Campolo and Battle expose the realities of racial division in the churches and then lift up a vision of a church without racism. To achieve reconciliation within and among the denominations, they argue, both the black and the white church need to acknowledge and overcome substantial problems in their traditions.
The authors provide a blueprint for how racially reconciled churches can encourage activism in the cities, church involvement in politics, and responsible use of the Bible, ultimately helping to transform American society itself.
"Anything these good and learned men have to say on the vexed subject of the scandal of religious segregation is required reading for us all. This work, much needed, provokes us all in the most vital of areas. The credibility of the Christian faith depends on it."
Peter J. Gomes, Plummer Professor of Christian Morals and Pusey Minster in the Memorial Church, Harvard University
"It takes great courage, and great faith too, honestly to confront the chief sin of the North American church—racism. We could have no better guides in this journey of faithful confrontation than Tony Campolo and Michael Battle. Here, in black and white, is truth-telling, confession, repentance, and a powerful call to reconciliation. This is the honest yet hopeful gook that the church needs to read now and take to heart."
Will Willimon, Bishop, The United Methodist Church, North Alabama Conference
"A book that dares to say what must be said. It raises the right questions, offers an excellent section on American culture from an African perspective, and is a wonderful resource for group studies."

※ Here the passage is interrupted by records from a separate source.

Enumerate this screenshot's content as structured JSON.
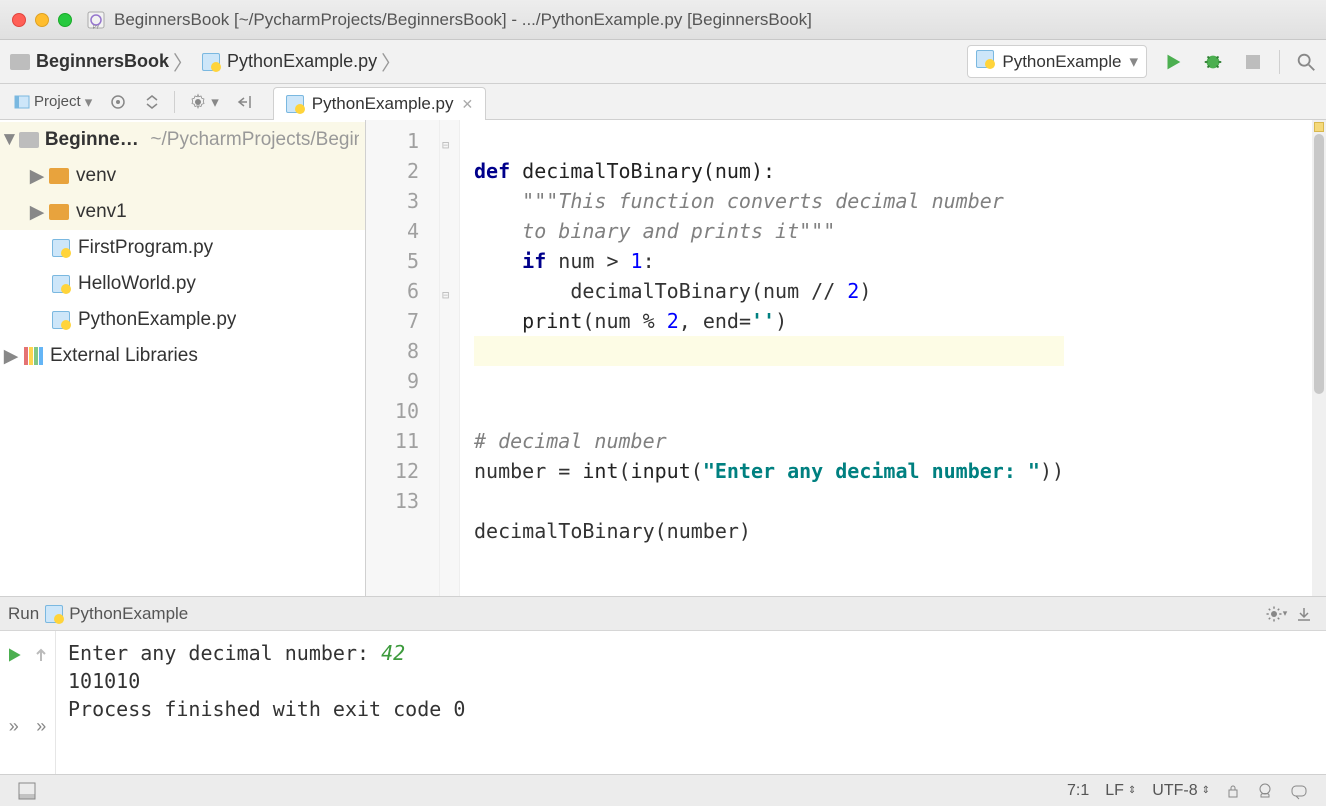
{
  "window": {
    "title": "BeginnersBook [~/PycharmProjects/BeginnersBook] - .../PythonExample.py [BeginnersBook]"
  },
  "breadcrumbs": {
    "project": "BeginnersBook",
    "file": "PythonExample.py"
  },
  "run_config": {
    "name": "PythonExample"
  },
  "toolbar2": {
    "project_label": "Project"
  },
  "editor_tab": {
    "label": "PythonExample.py"
  },
  "tree": {
    "root_name": "BeginnersBook",
    "root_path": "~/PycharmProjects/BeginnersBook",
    "items": [
      {
        "name": "venv",
        "kind": "dir"
      },
      {
        "name": "venv1",
        "kind": "dir"
      },
      {
        "name": "FirstProgram.py",
        "kind": "py"
      },
      {
        "name": "HelloWorld.py",
        "kind": "py"
      },
      {
        "name": "PythonExample.py",
        "kind": "py"
      }
    ],
    "external": "External Libraries"
  },
  "code": {
    "l1_def": "def ",
    "l1_name": "decimalToBinary(num):",
    "l2": "\"\"\"This function converts decimal number",
    "l3": "to binary and prints it\"\"\"",
    "l4_if": "if ",
    "l4_rest": "num > ",
    "l4_num": "1",
    "l4_colon": ":",
    "l5": "decimalToBinary(num // ",
    "l5_num": "2",
    "l5_end": ")",
    "l6_print": "print",
    "l6_open": "(num % ",
    "l6_num": "2",
    "l6_end": ", end=",
    "l6_str": "''",
    "l6_close": ")",
    "l9": "# decimal number",
    "l10_a": "number = ",
    "l10_int": "int",
    "l10_b": "(",
    "l10_inp": "input",
    "l10_c": "(",
    "l10_str": "\"Enter any decimal number: \"",
    "l10_d": "))",
    "l12": "decimalToBinary(number)"
  },
  "line_numbers": [
    "1",
    "2",
    "3",
    "4",
    "5",
    "6",
    "7",
    "8",
    "9",
    "10",
    "11",
    "12",
    "13"
  ],
  "run": {
    "title_prefix": "Run",
    "title_name": "PythonExample",
    "out_prompt": "Enter any decimal number: ",
    "out_input": "42",
    "out_result": "101010",
    "out_exit": "Process finished with exit code 0"
  },
  "status": {
    "pos": "7:1",
    "le": "LF",
    "enc": "UTF-8"
  }
}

John T. Galloway Jr., Pastor, Wayne Presbyterian Church, author of Ministry Loves Company